Required work: Out of the entries that follow, copy each line containing "checked".

Records to process:
-.-.-
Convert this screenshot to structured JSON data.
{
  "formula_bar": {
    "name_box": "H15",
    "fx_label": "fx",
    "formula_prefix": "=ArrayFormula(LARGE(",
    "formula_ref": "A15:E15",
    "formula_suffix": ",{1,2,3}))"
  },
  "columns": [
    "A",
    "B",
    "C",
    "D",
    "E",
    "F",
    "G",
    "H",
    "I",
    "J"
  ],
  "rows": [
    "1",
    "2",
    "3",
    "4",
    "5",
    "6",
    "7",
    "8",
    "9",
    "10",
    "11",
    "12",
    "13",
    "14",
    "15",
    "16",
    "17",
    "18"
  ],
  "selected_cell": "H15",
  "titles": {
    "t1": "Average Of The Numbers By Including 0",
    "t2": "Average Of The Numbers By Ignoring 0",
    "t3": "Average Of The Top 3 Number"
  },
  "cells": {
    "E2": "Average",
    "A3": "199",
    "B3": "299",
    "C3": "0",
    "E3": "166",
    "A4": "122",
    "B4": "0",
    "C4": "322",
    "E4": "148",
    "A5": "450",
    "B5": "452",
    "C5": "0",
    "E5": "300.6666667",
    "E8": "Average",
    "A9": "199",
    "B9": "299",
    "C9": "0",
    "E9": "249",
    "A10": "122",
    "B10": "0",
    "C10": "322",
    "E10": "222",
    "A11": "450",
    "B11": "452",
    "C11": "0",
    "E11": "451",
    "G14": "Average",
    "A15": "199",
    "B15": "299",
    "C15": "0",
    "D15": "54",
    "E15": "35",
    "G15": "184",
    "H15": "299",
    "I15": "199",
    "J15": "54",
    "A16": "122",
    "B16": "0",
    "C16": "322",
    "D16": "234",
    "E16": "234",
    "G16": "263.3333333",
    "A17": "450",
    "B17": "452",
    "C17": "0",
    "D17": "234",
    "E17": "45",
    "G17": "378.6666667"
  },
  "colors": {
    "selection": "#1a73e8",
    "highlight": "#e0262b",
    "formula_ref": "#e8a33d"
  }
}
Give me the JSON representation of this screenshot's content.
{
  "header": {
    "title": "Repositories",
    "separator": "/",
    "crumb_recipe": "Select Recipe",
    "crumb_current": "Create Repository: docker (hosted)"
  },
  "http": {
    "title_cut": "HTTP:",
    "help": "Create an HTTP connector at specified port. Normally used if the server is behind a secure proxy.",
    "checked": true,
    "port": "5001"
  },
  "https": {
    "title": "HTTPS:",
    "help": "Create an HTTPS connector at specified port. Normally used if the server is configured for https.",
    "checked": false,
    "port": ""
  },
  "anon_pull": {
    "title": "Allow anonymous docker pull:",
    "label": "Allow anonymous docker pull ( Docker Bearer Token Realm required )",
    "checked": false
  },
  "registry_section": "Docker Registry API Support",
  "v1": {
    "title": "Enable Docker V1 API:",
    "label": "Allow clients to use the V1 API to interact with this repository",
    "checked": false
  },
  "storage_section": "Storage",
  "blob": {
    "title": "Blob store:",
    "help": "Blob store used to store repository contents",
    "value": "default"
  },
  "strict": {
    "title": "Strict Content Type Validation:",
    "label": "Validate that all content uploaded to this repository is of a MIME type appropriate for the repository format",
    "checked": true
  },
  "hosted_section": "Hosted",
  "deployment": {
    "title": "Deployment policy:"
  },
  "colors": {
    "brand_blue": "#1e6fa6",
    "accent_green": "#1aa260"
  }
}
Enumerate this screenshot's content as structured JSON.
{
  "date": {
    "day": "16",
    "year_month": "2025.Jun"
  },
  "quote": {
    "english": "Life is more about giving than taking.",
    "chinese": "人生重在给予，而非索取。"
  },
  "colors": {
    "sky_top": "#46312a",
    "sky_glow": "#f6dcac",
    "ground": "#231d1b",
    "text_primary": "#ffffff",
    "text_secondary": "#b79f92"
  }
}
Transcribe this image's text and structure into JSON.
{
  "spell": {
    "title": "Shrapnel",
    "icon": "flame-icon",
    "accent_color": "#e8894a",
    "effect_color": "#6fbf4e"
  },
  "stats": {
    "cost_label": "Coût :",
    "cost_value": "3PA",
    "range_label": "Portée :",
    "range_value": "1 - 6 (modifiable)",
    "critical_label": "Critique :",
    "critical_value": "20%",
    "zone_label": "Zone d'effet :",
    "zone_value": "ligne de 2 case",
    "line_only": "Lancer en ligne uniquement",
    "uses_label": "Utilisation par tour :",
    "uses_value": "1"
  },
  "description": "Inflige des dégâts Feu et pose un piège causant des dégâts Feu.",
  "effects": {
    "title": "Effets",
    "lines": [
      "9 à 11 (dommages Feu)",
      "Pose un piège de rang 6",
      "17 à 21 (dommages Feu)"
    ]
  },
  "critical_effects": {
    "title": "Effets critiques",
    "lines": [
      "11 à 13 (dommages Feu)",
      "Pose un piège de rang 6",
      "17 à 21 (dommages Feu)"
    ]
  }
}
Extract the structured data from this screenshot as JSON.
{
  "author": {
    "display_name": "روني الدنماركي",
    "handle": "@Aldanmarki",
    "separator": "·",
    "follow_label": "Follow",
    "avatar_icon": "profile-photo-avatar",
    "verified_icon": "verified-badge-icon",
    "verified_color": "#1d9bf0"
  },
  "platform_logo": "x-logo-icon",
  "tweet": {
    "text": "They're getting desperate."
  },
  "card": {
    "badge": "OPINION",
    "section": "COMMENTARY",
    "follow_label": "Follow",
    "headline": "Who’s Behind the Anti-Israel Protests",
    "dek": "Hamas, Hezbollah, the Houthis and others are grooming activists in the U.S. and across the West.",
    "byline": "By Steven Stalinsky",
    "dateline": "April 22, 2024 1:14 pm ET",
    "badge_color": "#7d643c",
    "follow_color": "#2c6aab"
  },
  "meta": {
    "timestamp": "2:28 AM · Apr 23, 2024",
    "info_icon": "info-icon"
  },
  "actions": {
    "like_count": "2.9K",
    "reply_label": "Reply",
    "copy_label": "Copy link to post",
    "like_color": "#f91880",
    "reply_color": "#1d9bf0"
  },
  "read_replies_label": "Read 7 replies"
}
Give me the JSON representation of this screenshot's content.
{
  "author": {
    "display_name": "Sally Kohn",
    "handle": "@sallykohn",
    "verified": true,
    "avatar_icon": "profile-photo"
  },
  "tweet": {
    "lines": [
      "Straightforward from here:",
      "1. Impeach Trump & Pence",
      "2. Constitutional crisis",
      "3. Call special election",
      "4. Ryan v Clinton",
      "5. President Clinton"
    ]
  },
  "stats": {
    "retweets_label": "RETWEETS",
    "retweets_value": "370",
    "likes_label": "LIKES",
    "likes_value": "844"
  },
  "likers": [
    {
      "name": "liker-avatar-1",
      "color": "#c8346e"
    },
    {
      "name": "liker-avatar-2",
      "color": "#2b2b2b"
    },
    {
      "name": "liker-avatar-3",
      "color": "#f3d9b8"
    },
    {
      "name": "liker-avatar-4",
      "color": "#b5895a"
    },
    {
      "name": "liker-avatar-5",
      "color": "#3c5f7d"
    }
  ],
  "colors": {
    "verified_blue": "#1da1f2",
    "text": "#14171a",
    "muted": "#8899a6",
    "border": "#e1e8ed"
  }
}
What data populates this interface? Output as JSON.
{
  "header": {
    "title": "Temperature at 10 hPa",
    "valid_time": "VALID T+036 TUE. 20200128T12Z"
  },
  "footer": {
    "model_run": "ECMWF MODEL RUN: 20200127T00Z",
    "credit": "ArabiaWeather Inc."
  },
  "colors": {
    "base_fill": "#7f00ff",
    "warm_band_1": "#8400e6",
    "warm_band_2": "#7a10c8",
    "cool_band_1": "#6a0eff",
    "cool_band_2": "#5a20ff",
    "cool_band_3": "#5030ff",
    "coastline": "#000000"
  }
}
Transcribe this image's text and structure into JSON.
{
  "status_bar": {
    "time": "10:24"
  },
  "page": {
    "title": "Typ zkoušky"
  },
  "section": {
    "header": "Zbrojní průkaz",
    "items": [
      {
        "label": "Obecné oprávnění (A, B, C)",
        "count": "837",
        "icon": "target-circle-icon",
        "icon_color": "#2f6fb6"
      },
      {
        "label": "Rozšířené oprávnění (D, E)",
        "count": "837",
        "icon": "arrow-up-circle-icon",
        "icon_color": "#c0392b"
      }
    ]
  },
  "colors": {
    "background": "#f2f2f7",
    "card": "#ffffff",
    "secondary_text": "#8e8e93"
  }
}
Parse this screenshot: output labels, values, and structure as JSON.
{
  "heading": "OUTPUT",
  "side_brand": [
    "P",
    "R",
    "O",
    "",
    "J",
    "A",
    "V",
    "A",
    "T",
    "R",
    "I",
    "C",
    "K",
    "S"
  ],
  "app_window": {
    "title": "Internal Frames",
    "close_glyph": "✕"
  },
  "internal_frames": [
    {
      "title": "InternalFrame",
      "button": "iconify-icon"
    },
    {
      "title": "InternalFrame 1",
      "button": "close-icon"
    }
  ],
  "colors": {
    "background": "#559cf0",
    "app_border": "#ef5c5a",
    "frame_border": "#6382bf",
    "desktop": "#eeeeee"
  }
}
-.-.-
Solution to the exercise:
    "checked": true,
    "checked": false,
    "checked": false
    "checked": false
    "checked": true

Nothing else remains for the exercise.